## WHAT YOU NEED TO DO:
Reproduce all of the data exactly.
START SUPPLIED MATERIAL
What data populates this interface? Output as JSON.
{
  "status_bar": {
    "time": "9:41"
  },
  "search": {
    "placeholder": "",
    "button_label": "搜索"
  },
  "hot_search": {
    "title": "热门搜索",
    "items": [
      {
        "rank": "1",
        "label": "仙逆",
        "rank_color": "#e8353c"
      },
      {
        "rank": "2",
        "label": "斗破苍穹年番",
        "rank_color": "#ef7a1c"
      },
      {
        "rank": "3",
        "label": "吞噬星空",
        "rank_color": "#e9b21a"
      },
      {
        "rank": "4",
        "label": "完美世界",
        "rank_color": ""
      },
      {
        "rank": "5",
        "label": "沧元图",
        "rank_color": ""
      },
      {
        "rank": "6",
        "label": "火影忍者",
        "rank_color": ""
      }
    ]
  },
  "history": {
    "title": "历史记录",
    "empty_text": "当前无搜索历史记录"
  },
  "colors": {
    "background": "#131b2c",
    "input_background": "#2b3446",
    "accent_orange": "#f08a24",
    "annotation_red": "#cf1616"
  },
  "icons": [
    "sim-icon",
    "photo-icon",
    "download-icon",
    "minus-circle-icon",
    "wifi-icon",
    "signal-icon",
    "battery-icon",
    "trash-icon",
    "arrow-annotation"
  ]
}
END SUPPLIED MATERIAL
## RESPONSE TO THIS TASK:
What data populates this interface? Output as JSON.
{
  "status_bar": {
    "time": "9:41"
  },
  "search": {
    "placeholder": "",
    "button_label": "搜索"
  },
  "hot_search": {
    "title": "热门搜索",
    "items": [
      {
        "rank": "1",
        "label": "仙逆",
        "rank_color": "#e8353c"
      },
      {
        "rank": "2",
        "label": "斗破苍穹年番",
        "rank_color": "#ef7a1c"
      },
      {
        "rank": "3",
        "label": "吞噬星空",
        "rank_color": "#e9b21a"
      },
      {
        "rank": "4",
        "label": "完美世界",
        "rank_color": ""
      },
      {
        "rank": "5",
        "label": "沧元图",
        "rank_color": ""
      },
      {
        "rank": "6",
        "label": "火影忍者",
        "rank_color": ""
      }
    ]
  },
  "history": {
    "title": "历史记录",
    "empty_text": "当前无搜索历史记录"
  },
  "colors": {
    "background": "#131b2c",
    "input_background": "#2b3446",
    "accent_orange": "#f08a24",
    "annotation_red": "#cf1616"
  },
  "icons": [
    "sim-icon",
    "photo-icon",
    "download-icon",
    "minus-circle-icon",
    "wifi-icon",
    "signal-icon",
    "battery-icon",
    "trash-icon",
    "arrow-annotation"
  ]
}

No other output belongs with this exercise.